Mouse thymus-leukemia antigens (TL) belong to the family of major histocompatibility complex (MHC) class Ib antigens and have a unique manner of expression, i.e., in contrast to other MHC class Ib or Ia antigens, they are found restricted to the intestines in all mouse strains and the thymus of certain examples (TL^+ strains). Although some strains (TL^-strains) do not express TL in the thymus, a proportion of their T lymphomas/leukemias feature TL as a tumor antigen.

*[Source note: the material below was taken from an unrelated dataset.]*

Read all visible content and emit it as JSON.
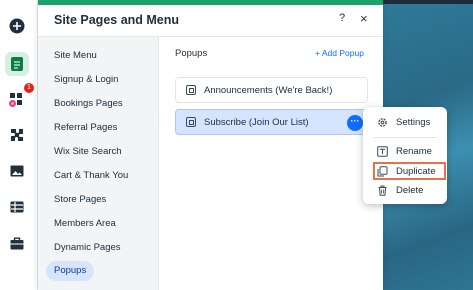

TL was originally defined as a serologically defined antigen, and subsequently we have succeeded in generating T cell receptor (TCR)αβ and γδ cytotoxic T lymphocytes (CTL) recognizing TL. We previously reported that the CTL epitope is TAP-independent, but it has not been determined whether an antigenic molecule(s) presented by TL is involved in the recognition of TL-specific CTL. In the present study, we are able to show that TL-specific CTL recognition of TL-specific CTL. In the present study, we are able to show that TL-specific CTL recognize the α1/α2 domain of TL without any additional antigen molecules by use of TL tetramers free from peptides and transfectants expressing various TL/H-2 chimeric molecules. These results suggest that TL plays a specialized role(s) rather than antigen presentation in vivo.
We previously reported that one of TL functions in the thymus is positive selection of TCRγδCTL. In the present study, we showed that TL tetramers can bind to normal intestinal intraepithelial lymphocytes (iIEL) and thymocytes in a CD8-dependent, but TCR/CD3-independent manner, while their binding to TL-specific CTL is well as in the thymus. A recent report by Kronenberg's group showed that the physiological ligand of TL in the intestines is CD8αα homodimer and that TL plays a regulatory role for the activation CD8αα^+ iIELs. The precise mechanisms fro such feedback regulation are now under investigation.